▶ _DATASET RECORDS_
****************
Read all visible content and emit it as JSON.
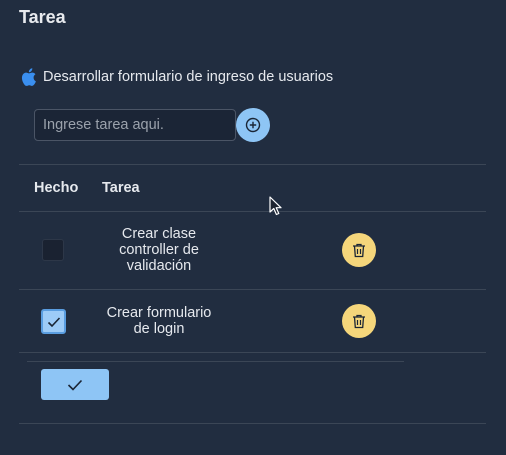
{
  "page": {
    "title": "Tarea"
  },
  "project": {
    "name": "Desarrollar formulario de ingreso de usuarios",
    "icon": "apple-icon"
  },
  "new_task": {
    "placeholder": "Ingrese tarea aqui.",
    "value": "",
    "add_icon": "plus-circle-icon"
  },
  "table": {
    "headers": {
      "done": "Hecho",
      "task": "Tarea"
    },
    "rows": [
      {
        "task_lines": [
          "Crear clase",
          "controller de",
          "validación"
        ],
        "done": false,
        "delete_icon": "trash-icon"
      },
      {
        "task_lines": [
          "Crear formulario",
          "de login"
        ],
        "done": true,
        "delete_icon": "trash-icon"
      }
    ]
  },
  "confirm": {
    "icon": "check-icon"
  },
  "colors": {
    "background": "#212d40",
    "primary": "#8ec5f5",
    "warning": "#f5d67b",
    "divider": "#3b4656"
  }
}
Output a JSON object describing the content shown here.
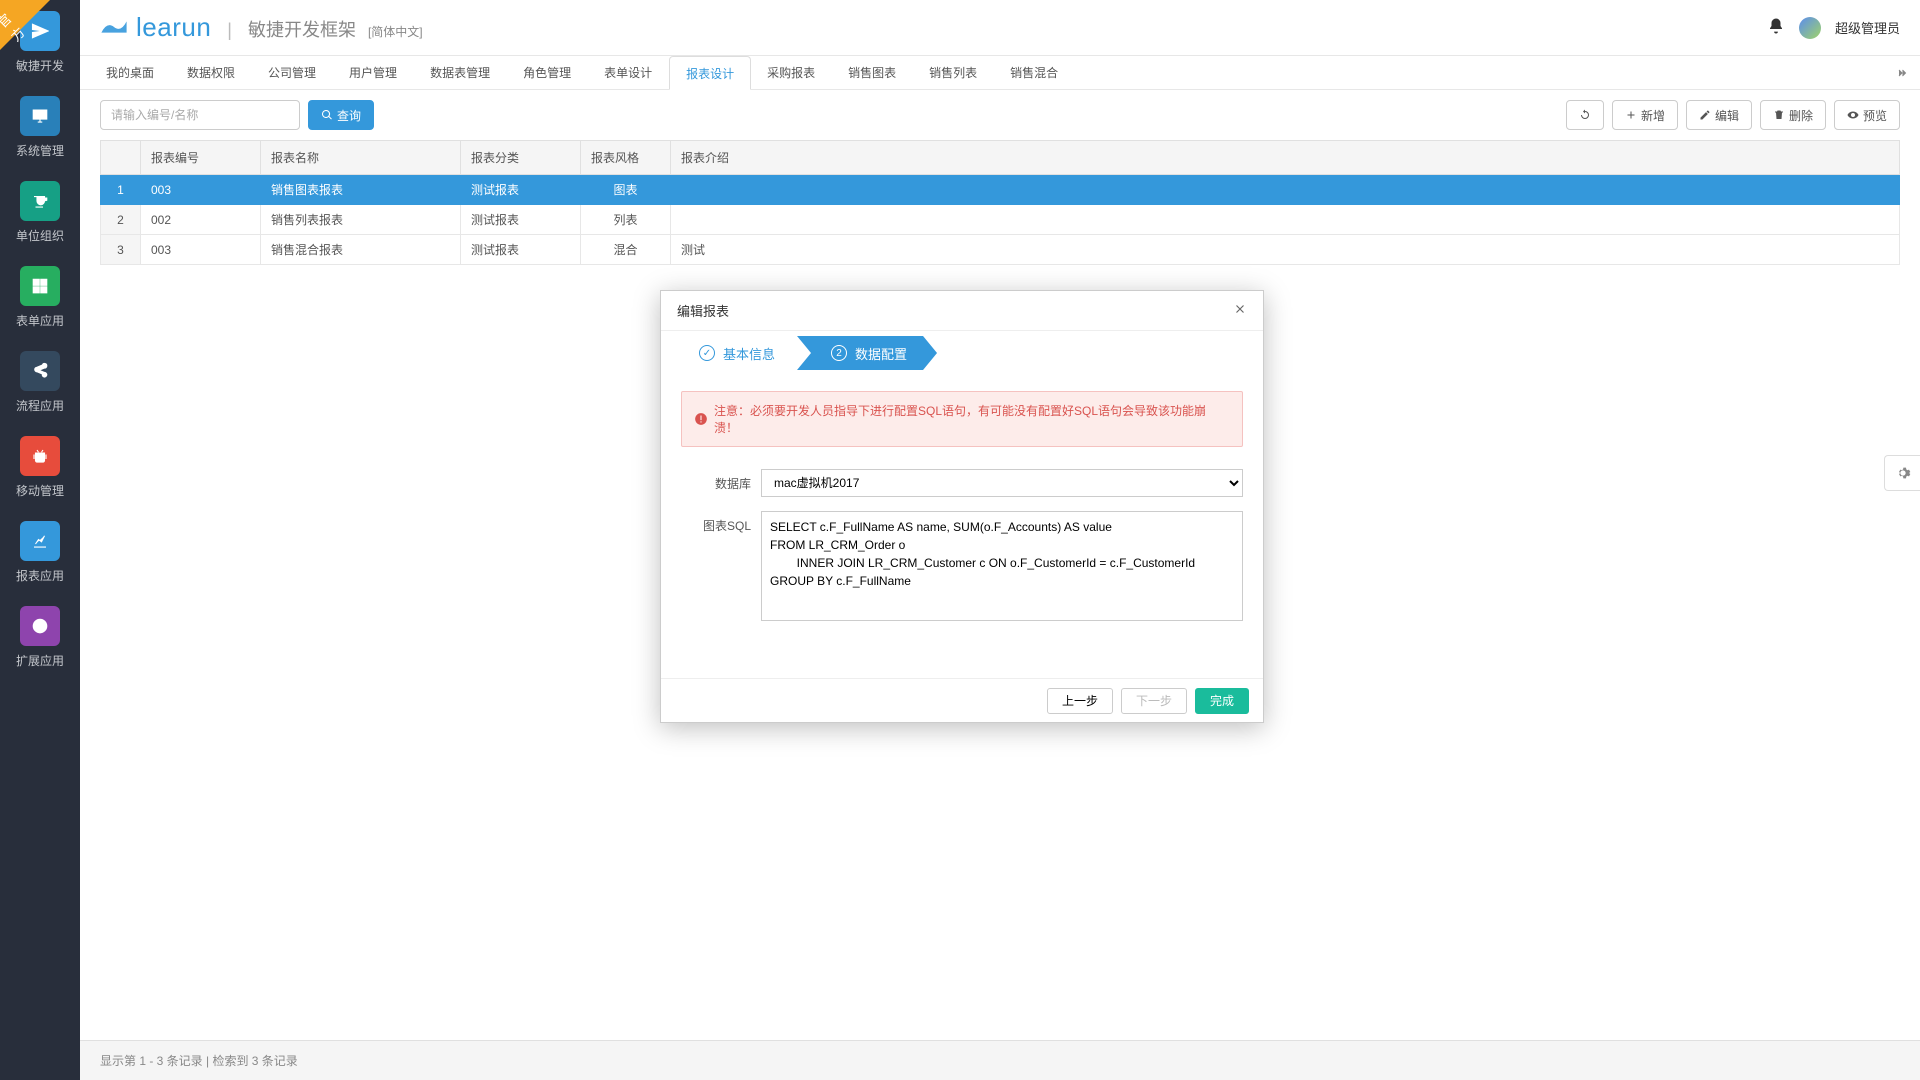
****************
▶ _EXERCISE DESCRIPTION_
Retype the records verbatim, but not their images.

▶ _PROBLEM SOLUTION_
Read all visible content and emit it as JSON.
{
  "page": {
    "title": "Tarea"
  },
  "project": {
    "name": "Desarrollar formulario de ingreso de usuarios",
    "icon": "apple-icon"
  },
  "new_task": {
    "placeholder": "Ingrese tarea aqui.",
    "value": "",
    "add_icon": "plus-circle-icon"
  },
  "table": {
    "headers": {
      "done": "Hecho",
      "task": "Tarea"
    },
    "rows": [
      {
        "task_lines": [
          "Crear clase",
          "controller de",
          "validación"
        ],
        "done": false,
        "delete_icon": "trash-icon"
      },
      {
        "task_lines": [
          "Crear formulario",
          "de login"
        ],
        "done": true,
        "delete_icon": "trash-icon"
      }
    ]
  },
  "confirm": {
    "icon": "check-icon"
  },
  "colors": {
    "background": "#212d40",
    "primary": "#8ec5f5",
    "warning": "#f5d67b",
    "divider": "#3b4656"
  }
}
Output a JSON object describing the content shown here.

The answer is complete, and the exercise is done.